By Aaron Foley
Wikimedia CommonsHitsville USA
Who was the first white artist signed to Motown?
History has shown us that being the first black person to do anything significant (see: our current president) will earn you a place in the books, so it’s rare that we have to have a conversation about the first white person to do anything.
But that conversation has come up with the death of Teena Marie, which many media outlets cited as the first white artist signed to the Detroit-to-Los Angeles record label. Music trivialists and other journalists immediately cried foul.
First, a tweet from “Buildings of Detroit” co-author and all-around Detroit expert Dan Austin:

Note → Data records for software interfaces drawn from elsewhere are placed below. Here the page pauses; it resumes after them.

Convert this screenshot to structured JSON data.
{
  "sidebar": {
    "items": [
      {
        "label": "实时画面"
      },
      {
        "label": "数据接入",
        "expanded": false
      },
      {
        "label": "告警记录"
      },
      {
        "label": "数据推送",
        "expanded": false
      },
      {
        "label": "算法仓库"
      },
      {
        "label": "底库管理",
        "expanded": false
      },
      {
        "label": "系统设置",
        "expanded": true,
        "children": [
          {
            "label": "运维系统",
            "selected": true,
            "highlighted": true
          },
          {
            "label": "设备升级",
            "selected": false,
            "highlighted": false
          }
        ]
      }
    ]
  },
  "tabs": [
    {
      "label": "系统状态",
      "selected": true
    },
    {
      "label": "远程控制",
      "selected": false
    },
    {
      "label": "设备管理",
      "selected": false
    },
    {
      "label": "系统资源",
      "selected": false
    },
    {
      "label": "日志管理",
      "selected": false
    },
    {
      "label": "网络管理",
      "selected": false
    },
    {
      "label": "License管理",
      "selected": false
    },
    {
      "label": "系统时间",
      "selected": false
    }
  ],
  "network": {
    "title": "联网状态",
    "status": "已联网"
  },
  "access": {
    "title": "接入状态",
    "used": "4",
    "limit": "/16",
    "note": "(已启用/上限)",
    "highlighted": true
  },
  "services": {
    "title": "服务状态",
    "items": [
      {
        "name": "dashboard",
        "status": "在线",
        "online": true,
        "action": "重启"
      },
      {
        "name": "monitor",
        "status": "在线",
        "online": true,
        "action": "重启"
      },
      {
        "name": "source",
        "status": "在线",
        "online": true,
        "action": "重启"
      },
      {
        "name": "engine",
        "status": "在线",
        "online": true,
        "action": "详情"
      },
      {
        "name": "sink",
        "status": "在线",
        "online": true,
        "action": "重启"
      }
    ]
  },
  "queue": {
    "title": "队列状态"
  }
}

“…has said it thrice, and he’ll say it again: Teena Marie was NOT Motown’s 1st honky recording artist. Show Chris Clark some r-e-s-p-e-c-t.”

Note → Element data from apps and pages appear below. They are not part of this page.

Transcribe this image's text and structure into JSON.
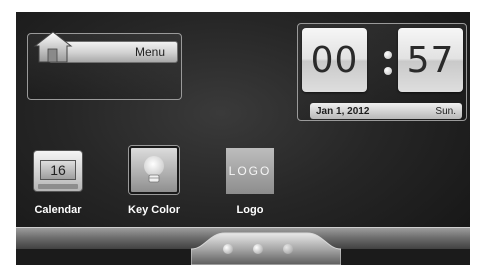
{
  "menu": {
    "label": "Menu",
    "icon": "home-icon"
  },
  "clock": {
    "hours": "00",
    "minutes": "57",
    "date": "Jan 1, 2012",
    "weekday": "Sun."
  },
  "apps": [
    {
      "label": "Calendar",
      "icon": "calendar-icon",
      "day": "16"
    },
    {
      "label": "Key Color",
      "icon": "bulb-icon"
    },
    {
      "label": "Logo",
      "icon": "logo-icon",
      "logo_text": "LOGO"
    }
  ],
  "pager": {
    "pages": 3,
    "current_page": 3
  }
}
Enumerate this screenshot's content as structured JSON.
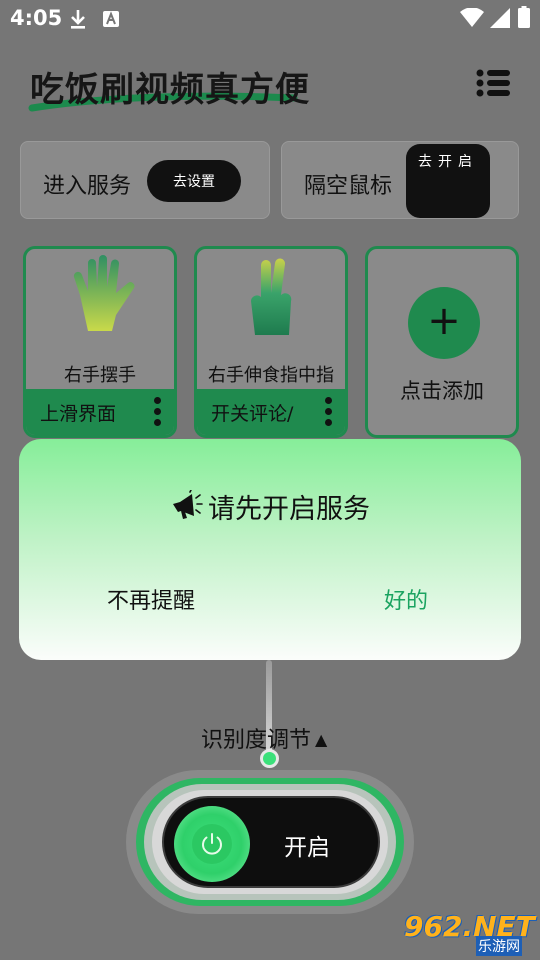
{
  "status_bar": {
    "time": "4:05"
  },
  "header": {
    "title": "吃饭刷视频真方便"
  },
  "service_cards": [
    {
      "label": "进入服务",
      "button": "去设置"
    },
    {
      "label": "隔空鼠标",
      "button": "去开启"
    }
  ],
  "gestures": [
    {
      "name": "右手摆手",
      "action": "上滑界面"
    },
    {
      "name": "右手伸食指中指",
      "action": "开关评论/"
    }
  ],
  "add_card": {
    "label": "点击添加"
  },
  "dialog": {
    "title": "请先开启服务",
    "dismiss": "不再提醒",
    "confirm": "好的"
  },
  "sensitivity": {
    "label": "识别度调节",
    "arrow": "▲"
  },
  "toggle": {
    "label": "开启"
  },
  "watermark": {
    "brand": "962.NET",
    "sub": "乐游网"
  },
  "colors": {
    "accent": "#1f8a4e",
    "confirm_text": "#1aa360",
    "dialog_top": "#86ee99"
  }
}
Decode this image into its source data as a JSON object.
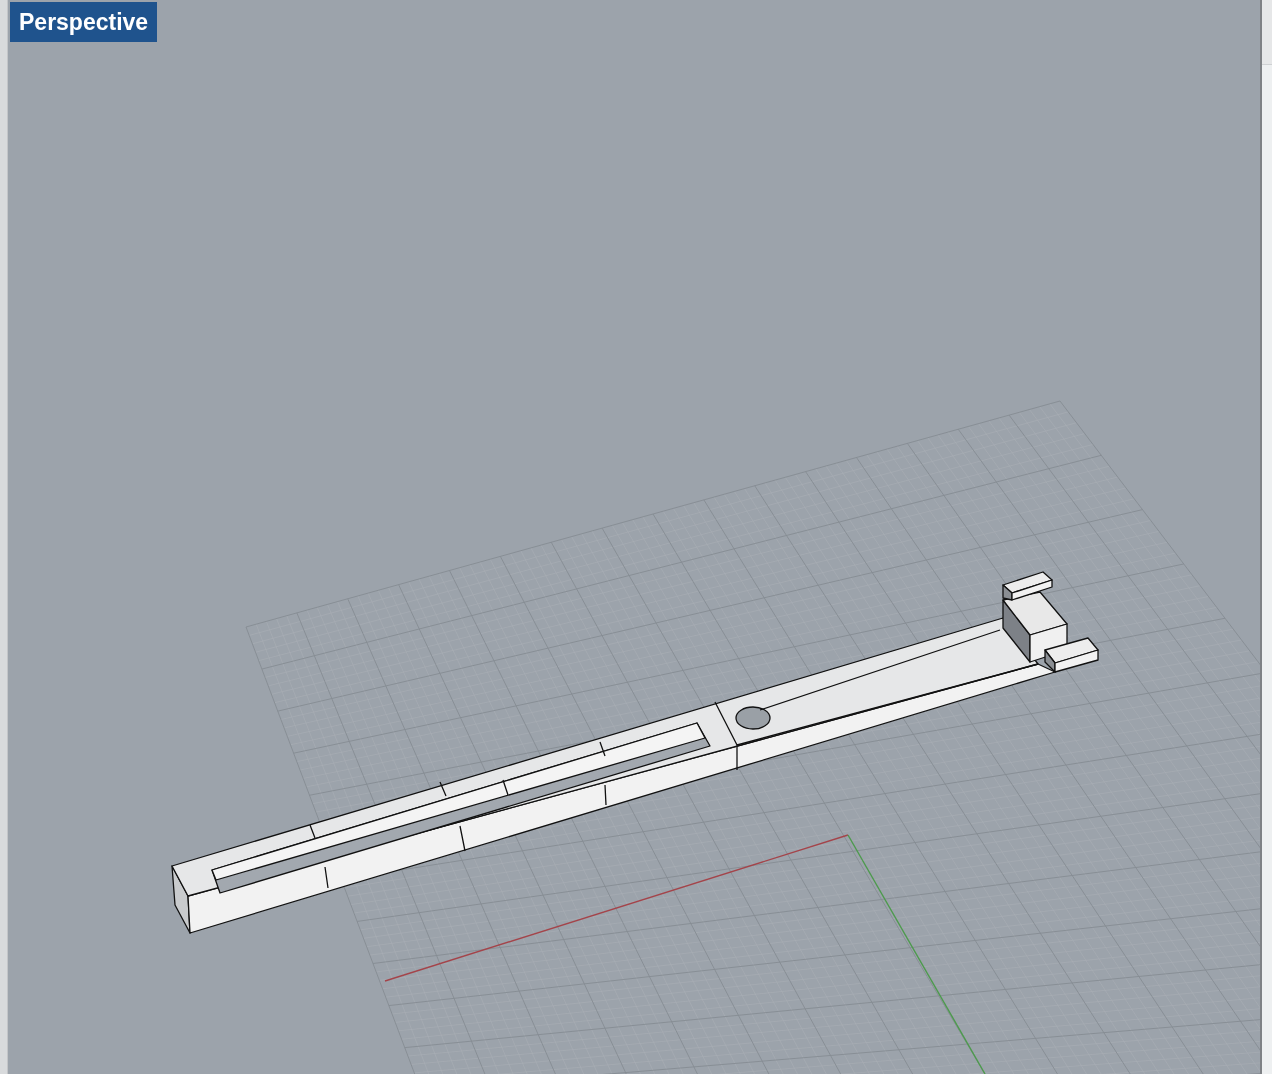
{
  "viewport": {
    "title": "Perspective"
  }
}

Austin’s right about one thing: Marie wasn’t the first. (But based on my mugshot, I won’t repeat it verbatim.) But was it Chris Clark? Nope.
Clark and Rare Earth, the late-’60s/early-’70s rock band, were also cited by The Detroit News as also being Motown’s first white artists.
DetNews, Dec. 28: Teena Marie was one of the best-known white acts on Motown, but there were many who preceded her. Rare Earth was probably the most successful, signing to Motown in 1968 and hitting with “Get Ready,” “I Just Want to Celebrate” and others. But there was also R. Dean Taylor (“Indiana Wants Me”), Chris Clark, rockabilly artist Johnny Powers, Nick and the Jaguars and others.
All valid, but neither were the first. So who was?
I contacted J. Randy Taraborrelli, who authored one of my favorite books about the subject: “Motown: Hot Wax, Cool City & Solid Gold,” and also was Michael Jackson’s biographer. Taraborrelli dropped a quick e-mail about a little-known singer who preceded all of the above.
“I think now the honor has to fall to Debbie Dean with ‘Don’t Let Him Shop Around’ in 1961. Chris’ first couple of singles were with V.I.P. and then she got switched to Motown, but that was a few years after Debbie’s debut,” Taraborrelli wrote.